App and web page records
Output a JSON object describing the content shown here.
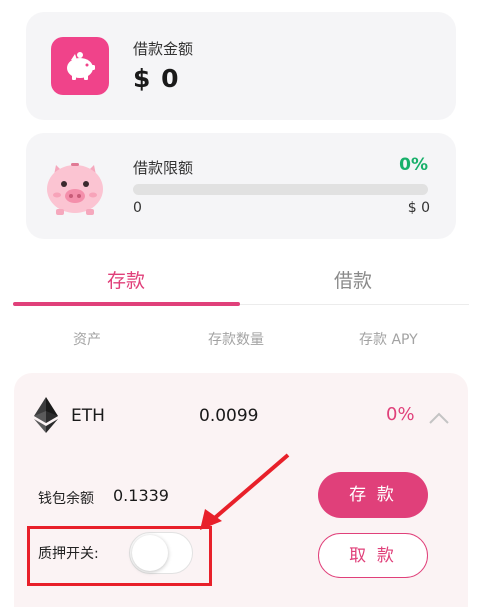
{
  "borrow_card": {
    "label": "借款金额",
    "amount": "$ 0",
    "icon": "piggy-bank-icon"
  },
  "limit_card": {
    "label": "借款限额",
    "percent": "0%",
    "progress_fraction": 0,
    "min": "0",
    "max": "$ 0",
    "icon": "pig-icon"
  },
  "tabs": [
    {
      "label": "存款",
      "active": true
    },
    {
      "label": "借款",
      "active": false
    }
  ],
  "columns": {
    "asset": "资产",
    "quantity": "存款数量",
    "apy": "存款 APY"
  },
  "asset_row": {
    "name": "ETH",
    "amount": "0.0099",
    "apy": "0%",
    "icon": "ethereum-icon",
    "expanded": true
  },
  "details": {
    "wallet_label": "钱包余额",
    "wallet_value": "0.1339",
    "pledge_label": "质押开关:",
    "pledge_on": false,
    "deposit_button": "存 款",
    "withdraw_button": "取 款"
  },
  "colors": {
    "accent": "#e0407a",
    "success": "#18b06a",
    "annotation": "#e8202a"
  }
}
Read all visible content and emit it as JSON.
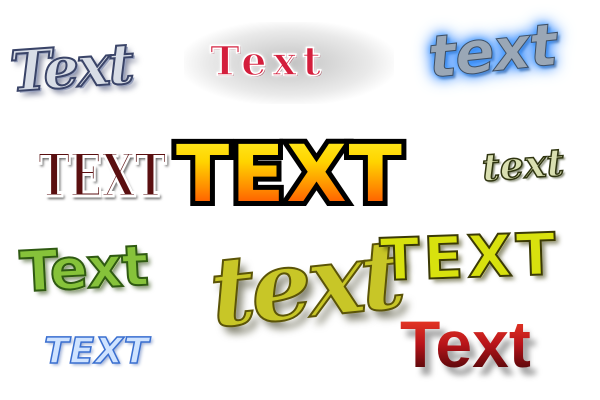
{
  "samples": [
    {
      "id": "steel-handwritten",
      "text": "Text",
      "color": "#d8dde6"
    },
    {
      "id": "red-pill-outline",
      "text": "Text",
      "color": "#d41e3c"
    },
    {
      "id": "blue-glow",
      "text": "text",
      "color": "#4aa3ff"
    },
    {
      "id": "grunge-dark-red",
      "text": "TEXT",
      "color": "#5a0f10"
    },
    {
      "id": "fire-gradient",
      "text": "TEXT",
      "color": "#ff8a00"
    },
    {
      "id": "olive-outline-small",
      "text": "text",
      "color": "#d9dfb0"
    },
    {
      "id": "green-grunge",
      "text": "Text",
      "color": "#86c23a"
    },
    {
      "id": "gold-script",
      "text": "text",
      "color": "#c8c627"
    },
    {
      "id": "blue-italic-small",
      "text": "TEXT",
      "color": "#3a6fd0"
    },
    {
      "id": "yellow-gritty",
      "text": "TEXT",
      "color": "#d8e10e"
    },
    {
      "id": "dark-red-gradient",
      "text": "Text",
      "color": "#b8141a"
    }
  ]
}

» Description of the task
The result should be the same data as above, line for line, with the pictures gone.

» Final answer
Output a JSON object describing the content shown here.
{
  "borrow_card": {
    "label": "借款金额",
    "amount": "$ 0",
    "icon": "piggy-bank-icon"
  },
  "limit_card": {
    "label": "借款限额",
    "percent": "0%",
    "progress_fraction": 0,
    "min": "0",
    "max": "$ 0",
    "icon": "pig-icon"
  },
  "tabs": [
    {
      "label": "存款",
      "active": true
    },
    {
      "label": "借款",
      "active": false
    }
  ],
  "columns": {
    "asset": "资产",
    "quantity": "存款数量",
    "apy": "存款 APY"
  },
  "asset_row": {
    "name": "ETH",
    "amount": "0.0099",
    "apy": "0%",
    "icon": "ethereum-icon",
    "expanded": true
  },
  "details": {
    "wallet_label": "钱包余额",
    "wallet_value": "0.1339",
    "pledge_label": "质押开关:",
    "pledge_on": false,
    "deposit_button": "存 款",
    "withdraw_button": "取 款"
  },
  "colors": {
    "accent": "#e0407a",
    "success": "#18b06a",
    "annotation": "#e8202a"
  }
}
Read all visible content and emit it as JSON.
{
  "samples": [
    {
      "id": "steel-handwritten",
      "text": "Text",
      "color": "#d8dde6"
    },
    {
      "id": "red-pill-outline",
      "text": "Text",
      "color": "#d41e3c"
    },
    {
      "id": "blue-glow",
      "text": "text",
      "color": "#4aa3ff"
    },
    {
      "id": "grunge-dark-red",
      "text": "TEXT",
      "color": "#5a0f10"
    },
    {
      "id": "fire-gradient",
      "text": "TEXT",
      "color": "#ff8a00"
    },
    {
      "id": "olive-outline-small",
      "text": "text",
      "color": "#d9dfb0"
    },
    {
      "id": "green-grunge",
      "text": "Text",
      "color": "#86c23a"
    },
    {
      "id": "gold-script",
      "text": "text",
      "color": "#c8c627"
    },
    {
      "id": "blue-italic-small",
      "text": "TEXT",
      "color": "#3a6fd0"
    },
    {
      "id": "yellow-gritty",
      "text": "TEXT",
      "color": "#d8e10e"
    },
    {
      "id": "dark-red-gradient",
      "text": "Text",
      "color": "#b8141a"
    }
  ]
}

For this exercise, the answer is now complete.